WORK INSTRUCTIONS: Quote each record exactly, please, leaving none out.

RECORDED DATA:

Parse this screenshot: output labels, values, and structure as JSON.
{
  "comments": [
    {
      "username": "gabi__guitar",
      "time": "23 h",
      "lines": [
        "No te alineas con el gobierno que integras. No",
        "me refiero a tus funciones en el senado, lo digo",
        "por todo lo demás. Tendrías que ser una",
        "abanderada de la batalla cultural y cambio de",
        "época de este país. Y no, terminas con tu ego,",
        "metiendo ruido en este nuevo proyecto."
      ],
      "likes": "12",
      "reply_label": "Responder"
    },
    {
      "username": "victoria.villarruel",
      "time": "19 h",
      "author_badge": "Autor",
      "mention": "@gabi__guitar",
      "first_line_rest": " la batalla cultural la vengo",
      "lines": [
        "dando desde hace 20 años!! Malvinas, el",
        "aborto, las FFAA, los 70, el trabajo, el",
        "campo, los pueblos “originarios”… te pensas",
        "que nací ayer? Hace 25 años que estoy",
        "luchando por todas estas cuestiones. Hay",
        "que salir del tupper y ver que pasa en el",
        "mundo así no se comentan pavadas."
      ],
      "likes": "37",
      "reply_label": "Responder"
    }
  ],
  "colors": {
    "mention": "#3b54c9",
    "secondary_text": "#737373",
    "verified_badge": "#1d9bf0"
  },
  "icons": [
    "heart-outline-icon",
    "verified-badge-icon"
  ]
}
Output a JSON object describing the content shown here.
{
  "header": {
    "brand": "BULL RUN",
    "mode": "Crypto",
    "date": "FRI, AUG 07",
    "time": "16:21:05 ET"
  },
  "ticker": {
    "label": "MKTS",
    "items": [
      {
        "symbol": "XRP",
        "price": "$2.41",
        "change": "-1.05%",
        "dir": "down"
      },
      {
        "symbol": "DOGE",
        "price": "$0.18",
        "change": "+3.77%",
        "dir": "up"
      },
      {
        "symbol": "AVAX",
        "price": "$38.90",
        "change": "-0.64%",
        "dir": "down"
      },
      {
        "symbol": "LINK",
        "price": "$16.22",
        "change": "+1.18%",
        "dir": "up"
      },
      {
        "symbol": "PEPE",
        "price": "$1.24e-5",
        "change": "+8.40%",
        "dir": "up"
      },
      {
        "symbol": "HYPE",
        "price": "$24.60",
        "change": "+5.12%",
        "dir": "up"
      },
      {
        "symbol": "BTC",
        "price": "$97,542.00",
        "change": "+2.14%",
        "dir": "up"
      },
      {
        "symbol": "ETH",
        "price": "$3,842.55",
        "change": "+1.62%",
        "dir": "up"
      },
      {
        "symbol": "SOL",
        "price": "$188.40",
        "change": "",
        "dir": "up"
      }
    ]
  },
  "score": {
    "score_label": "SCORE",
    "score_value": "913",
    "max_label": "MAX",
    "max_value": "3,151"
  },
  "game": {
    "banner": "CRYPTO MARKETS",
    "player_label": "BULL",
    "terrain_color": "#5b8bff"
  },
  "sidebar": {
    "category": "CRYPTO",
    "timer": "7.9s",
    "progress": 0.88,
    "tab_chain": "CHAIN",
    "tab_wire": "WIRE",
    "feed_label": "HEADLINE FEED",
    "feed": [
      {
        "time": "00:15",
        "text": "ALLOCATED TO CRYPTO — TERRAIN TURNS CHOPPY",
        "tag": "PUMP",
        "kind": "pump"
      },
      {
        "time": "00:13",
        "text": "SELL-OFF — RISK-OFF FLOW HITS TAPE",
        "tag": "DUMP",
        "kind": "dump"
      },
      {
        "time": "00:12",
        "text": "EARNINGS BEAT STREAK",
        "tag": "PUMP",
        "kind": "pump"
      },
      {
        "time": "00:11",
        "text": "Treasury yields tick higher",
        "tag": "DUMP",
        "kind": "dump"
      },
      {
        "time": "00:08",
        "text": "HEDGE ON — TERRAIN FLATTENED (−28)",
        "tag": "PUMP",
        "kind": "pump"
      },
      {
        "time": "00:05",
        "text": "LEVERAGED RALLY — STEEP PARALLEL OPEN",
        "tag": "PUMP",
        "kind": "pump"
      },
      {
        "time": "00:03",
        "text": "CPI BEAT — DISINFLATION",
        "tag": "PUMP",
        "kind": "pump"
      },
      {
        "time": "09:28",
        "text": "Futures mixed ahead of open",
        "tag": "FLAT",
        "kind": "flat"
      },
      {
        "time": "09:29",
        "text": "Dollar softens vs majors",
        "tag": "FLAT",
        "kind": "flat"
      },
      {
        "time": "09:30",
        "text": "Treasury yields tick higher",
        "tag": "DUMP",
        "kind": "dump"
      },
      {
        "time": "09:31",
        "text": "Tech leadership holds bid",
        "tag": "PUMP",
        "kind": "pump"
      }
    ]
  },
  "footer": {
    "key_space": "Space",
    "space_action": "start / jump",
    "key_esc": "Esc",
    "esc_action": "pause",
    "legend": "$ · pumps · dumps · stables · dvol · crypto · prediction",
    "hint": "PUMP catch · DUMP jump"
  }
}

RESULT BELOW:
Parse this screenshot: output labels, values, and structure as JSON.
{
  "comments": [
    {
      "username": "gabi__guitar",
      "time": "23 h",
      "lines": [
        "No te alineas con el gobierno que integras. No",
        "me refiero a tus funciones en el senado, lo digo",
        "por todo lo demás. Tendrías que ser una",
        "abanderada de la batalla cultural y cambio de",
        "época de este país. Y no, terminas con tu ego,",
        "metiendo ruido en este nuevo proyecto."
      ],
      "likes": "12",
      "reply_label": "Responder"
    },
    {
      "username": "victoria.villarruel",
      "time": "19 h",
      "author_badge": "Autor",
      "mention": "@gabi__guitar",
      "first_line_rest": " la batalla cultural la vengo",
      "lines": [
        "dando desde hace 20 años!! Malvinas, el",
        "aborto, las FFAA, los 70, el trabajo, el",
        "campo, los pueblos “originarios”… te pensas",
        "que nací ayer? Hace 25 años que estoy",
        "luchando por todas estas cuestiones. Hay",
        "que salir del tupper y ver que pasa en el",
        "mundo así no se comentan pavadas."
      ],
      "likes": "37",
      "reply_label": "Responder"
    }
  ],
  "colors": {
    "mention": "#3b54c9",
    "secondary_text": "#737373",
    "verified_badge": "#1d9bf0"
  },
  "icons": [
    "heart-outline-icon",
    "verified-badge-icon"
  ]
}
Output a JSON object describing the content shown here.
{
  "header": {
    "brand": "BULL RUN",
    "mode": "Crypto",
    "date": "FRI, AUG 07",
    "time": "16:21:05 ET"
  },
  "ticker": {
    "label": "MKTS",
    "items": [
      {
        "symbol": "XRP",
        "price": "$2.41",
        "change": "-1.05%",
        "dir": "down"
      },
      {
        "symbol": "DOGE",
        "price": "$0.18",
        "change": "+3.77%",
        "dir": "up"
      },
      {
        "symbol": "AVAX",
        "price": "$38.90",
        "change": "-0.64%",
        "dir": "down"
      },
      {
        "symbol": "LINK",
        "price": "$16.22",
        "change": "+1.18%",
        "dir": "up"
      },
      {
        "symbol": "PEPE",
        "price": "$1.24e-5",
        "change": "+8.40%",
        "dir": "up"
      },
      {
        "symbol": "HYPE",
        "price": "$24.60",
        "change": "+5.12%",
        "dir": "up"
      },
      {
        "symbol": "BTC",
        "price": "$97,542.00",
        "change": "+2.14%",
        "dir": "up"
      },
      {
        "symbol": "ETH",
        "price": "$3,842.55",
        "change": "+1.62%",
        "dir": "up"
      },
      {
        "symbol": "SOL",
        "price": "$188.40",
        "change": "",
        "dir": "up"
      }
    ]
  },
  "score": {
    "score_label": "SCORE",
    "score_value": "913",
    "max_label": "MAX",
    "max_value": "3,151"
  },
  "game": {
    "banner": "CRYPTO MARKETS",
    "player_label": "BULL",
    "terrain_color": "#5b8bff"
  },
  "sidebar": {
    "category": "CRYPTO",
    "timer": "7.9s",
    "progress": 0.88,
    "tab_chain": "CHAIN",
    "tab_wire": "WIRE",
    "feed_label": "HEADLINE FEED",
    "feed": [
      {
        "time": "00:15",
        "text": "ALLOCATED TO CRYPTO — TERRAIN TURNS CHOPPY",
        "tag": "PUMP",
        "kind": "pump"
      },
      {
        "time": "00:13",
        "text": "SELL-OFF — RISK-OFF FLOW HITS TAPE",
        "tag": "DUMP",
        "kind": "dump"
      },
      {
        "time": "00:12",
        "text": "EARNINGS BEAT STREAK",
        "tag": "PUMP",
        "kind": "pump"
      },
      {
        "time": "00:11",
        "text": "Treasury yields tick higher",
        "tag": "DUMP",
        "kind": "dump"
      },
      {
        "time": "00:08",
        "text": "HEDGE ON — TERRAIN FLATTENED (−28)",
        "tag": "PUMP",
        "kind": "pump"
      },
      {
        "time": "00:05",
        "text": "LEVERAGED RALLY — STEEP PARALLEL OPEN",
        "tag": "PUMP",
        "kind": "pump"
      },
      {
        "time": "00:03",
        "text": "CPI BEAT — DISINFLATION",
        "tag": "PUMP",
        "kind": "pump"
      },
      {
        "time": "09:28",
        "text": "Futures mixed ahead of open",
        "tag": "FLAT",
        "kind": "flat"
      },
      {
        "time": "09:29",
        "text": "Dollar softens vs majors",
        "tag": "FLAT",
        "kind": "flat"
      },
      {
        "time": "09:30",
        "text": "Treasury yields tick higher",
        "tag": "DUMP",
        "kind": "dump"
      },
      {
        "time": "09:31",
        "text": "Tech leadership holds bid",
        "tag": "PUMP",
        "kind": "pump"
      }
    ]
  },
  "footer": {
    "key_space": "Space",
    "space_action": "start / jump",
    "key_esc": "Esc",
    "esc_action": "pause",
    "legend": "$ · pumps · dumps · stables · dvol · crypto · prediction",
    "hint": "PUMP catch · DUMP jump"
  }
}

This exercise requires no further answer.